On September 11, 2016, we will mark the fifteenth anniversary of the horrid destruction of the World Trade Center and we will again confront the raw wounds that will never be completely healed this side of heaven. I hope that you will have opportunity to gather in your congregations that day, perhaps with neighboring communities of various traditions, and mark this painful date.

 

We have much for which we need to pray and act. The reality of our world has not changed for the better since 9/11. In fact it is worse on the global scale. Add to this the political climate in our own nation today and I find myself driven more deeply into prayerful lament.

 

As often happens, this leads me to hymns, and one in particular by Jim Strathdee we sang in our chapel here after yet another tragedy in our world. It offers the theology of the cross on which we depend. You can find it at hymn 704 in Evangelical Lutheran Worship. Let me share the sad yet hopeful text:

When pain of the world surrounds us with darkness and despair,

When searching just confounds us with false hopes everywhere,

When lives are starved for meaning and destiny is bare,

We are called to follow Jesus and let God’s healing flow through us.

 

We see with fear and trembling our aching world in need,

Confessing to each other our wastefulness and greed.

May we with steadfast caring the hungry children feed.

We are called to follow Jesus and let God’s justice flow through us.

 

The church is a holy vessel the living waters fill

To nourish all the people, God’s purpose to fulfill.

May we with humble courage be open to God’s will.

We are called to follow Jesus and let God’s Spirit flow through us.

 

We praise you for our journey and your abundant grace,

Your saving word that guided a struggling human race.

O God, with all creation, your future we embrace.

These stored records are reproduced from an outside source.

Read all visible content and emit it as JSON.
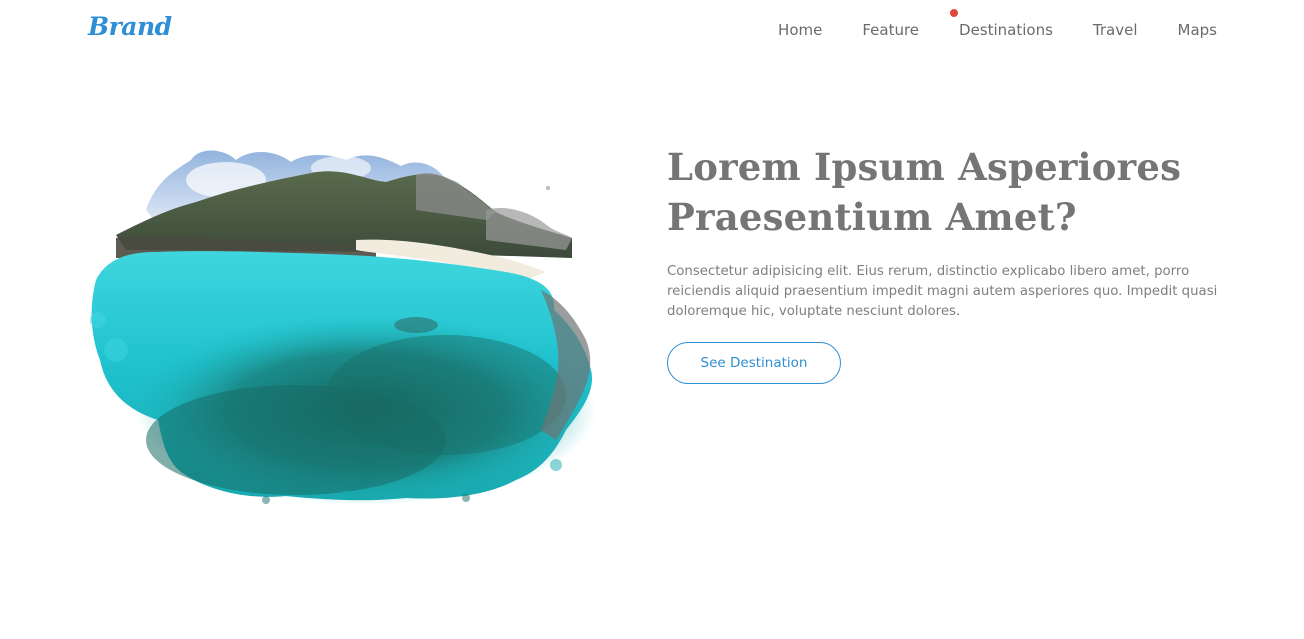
{
  "navbar": {
    "brand": "Brand",
    "items": [
      {
        "label": "Home",
        "active": false
      },
      {
        "label": "Feature",
        "active": false
      },
      {
        "label": "Destinations",
        "active": true
      },
      {
        "label": "Travel",
        "active": false
      },
      {
        "label": "Maps",
        "active": false
      }
    ],
    "active_indicator_color": "#e0493a"
  },
  "hero": {
    "title": "Lorem Ipsum Asperiores Praesentium Amet?",
    "description": "Consectetur adipisicing elit. Eius rerum, distinctio explicabo libero amet, porro reiciendis aliquid praesentium impedit magni autem asperiores quo. Impedit quasi doloremque hic, voluptate nesciunt dolores.",
    "button_label": "See Destination"
  },
  "colors": {
    "accent": "#2f8fd4",
    "heading": "#757575",
    "body_text": "#7f7f7f",
    "nav_text": "#6b6b6b",
    "water": "#1fc2cf",
    "reef": "#1a7f7a"
  }
}
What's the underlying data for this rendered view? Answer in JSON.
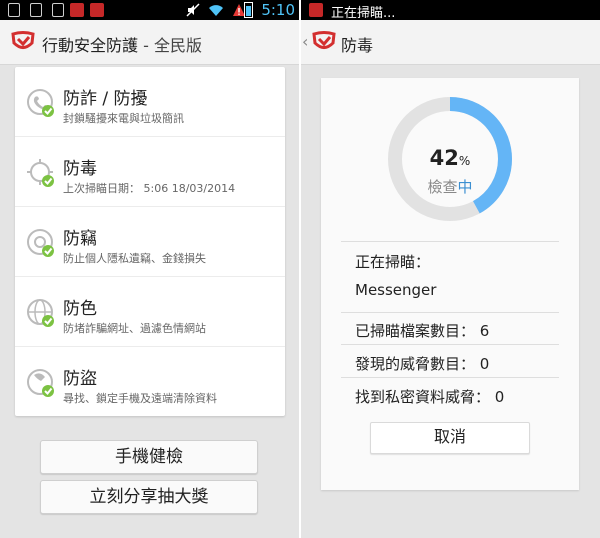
{
  "left": {
    "status_bar": {
      "time": "5:10"
    },
    "header": {
      "title": "行動安全防護",
      "subtitle": "- 全民版"
    },
    "items": [
      {
        "title": "防詐 / 防擾",
        "desc": "封鎖騷擾來電與垃圾簡訊",
        "icon": "phone-shield-icon"
      },
      {
        "title": "防毒",
        "desc": "上次掃瞄日期： 5:06 18/03/2014",
        "icon": "virus-icon"
      },
      {
        "title": "防竊",
        "desc": "防止個人隱私遺竊、金錢損失",
        "icon": "safe-icon"
      },
      {
        "title": "防色",
        "desc": "防堵詐騙網址、過濾色情網站",
        "icon": "globe-icon"
      },
      {
        "title": "防盜",
        "desc": "尋找、鎖定手機及遠端清除資料",
        "icon": "lock-phone-icon"
      }
    ],
    "buttons": {
      "health_check": "手機健檢",
      "share": "立刻分享抽大獎"
    }
  },
  "right": {
    "status_bar": {
      "notification": "正在掃瞄..."
    },
    "header": {
      "title": "防毒"
    },
    "scan": {
      "percent": "42",
      "percent_unit": "%",
      "progress": 0.42,
      "state_prefix": "檢查",
      "state_highlight": "中",
      "scanning_label": "正在掃瞄：",
      "current_item": "Messenger",
      "files_label": "已掃瞄檔案數目：",
      "files_count": "6",
      "threats_label": "發現的威脅數目：",
      "threats_count": "0",
      "privacy_label": "找到私密資料威脅：",
      "privacy_count": "0",
      "cancel": "取消"
    }
  },
  "colors": {
    "accent": "#64b5f6",
    "check": "#7cc242",
    "brand_red": "#d32f2f",
    "track": "#e2e2e2"
  }
}
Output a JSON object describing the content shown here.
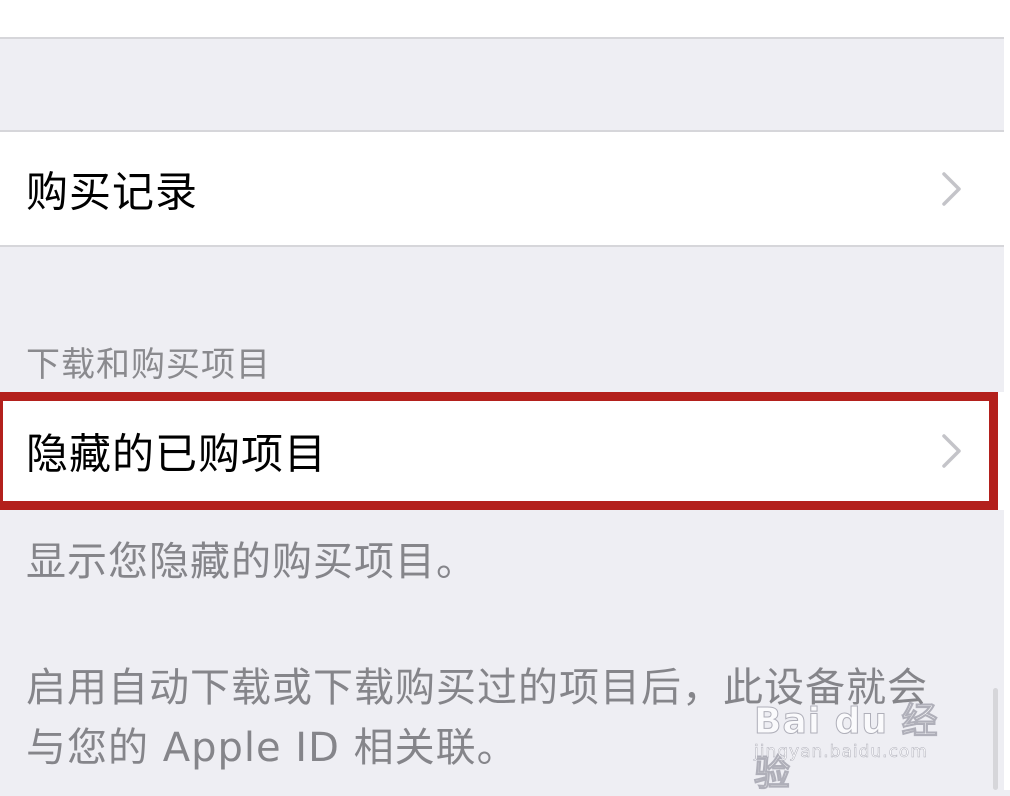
{
  "top_cell": {},
  "purchase_history": {
    "label": "购买记录"
  },
  "downloads_section": {
    "header": "下载和购买项目"
  },
  "hidden_purchases": {
    "label": "隐藏的已购项目"
  },
  "footer": {
    "hidden_description": "显示您隐藏的购买项目。",
    "auto_download_note": "启用自动下载或下载购买过的项目后，此设备就会与您的 Apple ID 相关联。"
  },
  "highlight_color": "#b3201c",
  "watermark": {
    "logo": "Bai du 经验",
    "url": "jingyan.baidu.com"
  },
  "icons": {
    "chevron": "chevron-right-icon",
    "paw": "baidu-paw-icon"
  }
}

We are called to follow Jesus and let God’s changes flow through us.

 

While there will not be a synod-wide commemoration, I invite you to pray with all of our churches these intercessions. They were written by Pastor Jonathan Linman, based on the appointed psalm for that Sunday, Psalm 51, and designed to use in the intercessions in our congregations.

 

Fifteen years to the day after the attacks of September 11, 2001, still our hearts cry out with the psalmist, "Have mercy on us, O God, according to your steadfast love." Heal the wounds that persist and those which are reopened on this day of remembrance and with each new terrorist attack at home or abroad. Lord, in your mercy, hear our prayer.

 

Create in the human family a clean heart, O God, and put a new and right spirit with us, that we may nurture the conditions within and among the nations that will one day put an end to terrorist violence. Lord, in your mercy, hear our prayer.

 

Keep us hopeful that the day of justice is coming when the whole human family will again hear of joy and gladness, and that bones that have been crushed by acts of violence and weighed down by grief may again rejoice. Lord, in your mercy, hear our prayer.

 

I pray that God will surround us on this anniversary even as I know it will be so. The grace of our Lord Jesus Christ, the love of God, and the communion of the Holy Spirit be with you and with our world, not only on this anniversary but always.

 

Sincerely in Christ,

 

The Rev. Dr. Robert Alan Rimbo

Bishop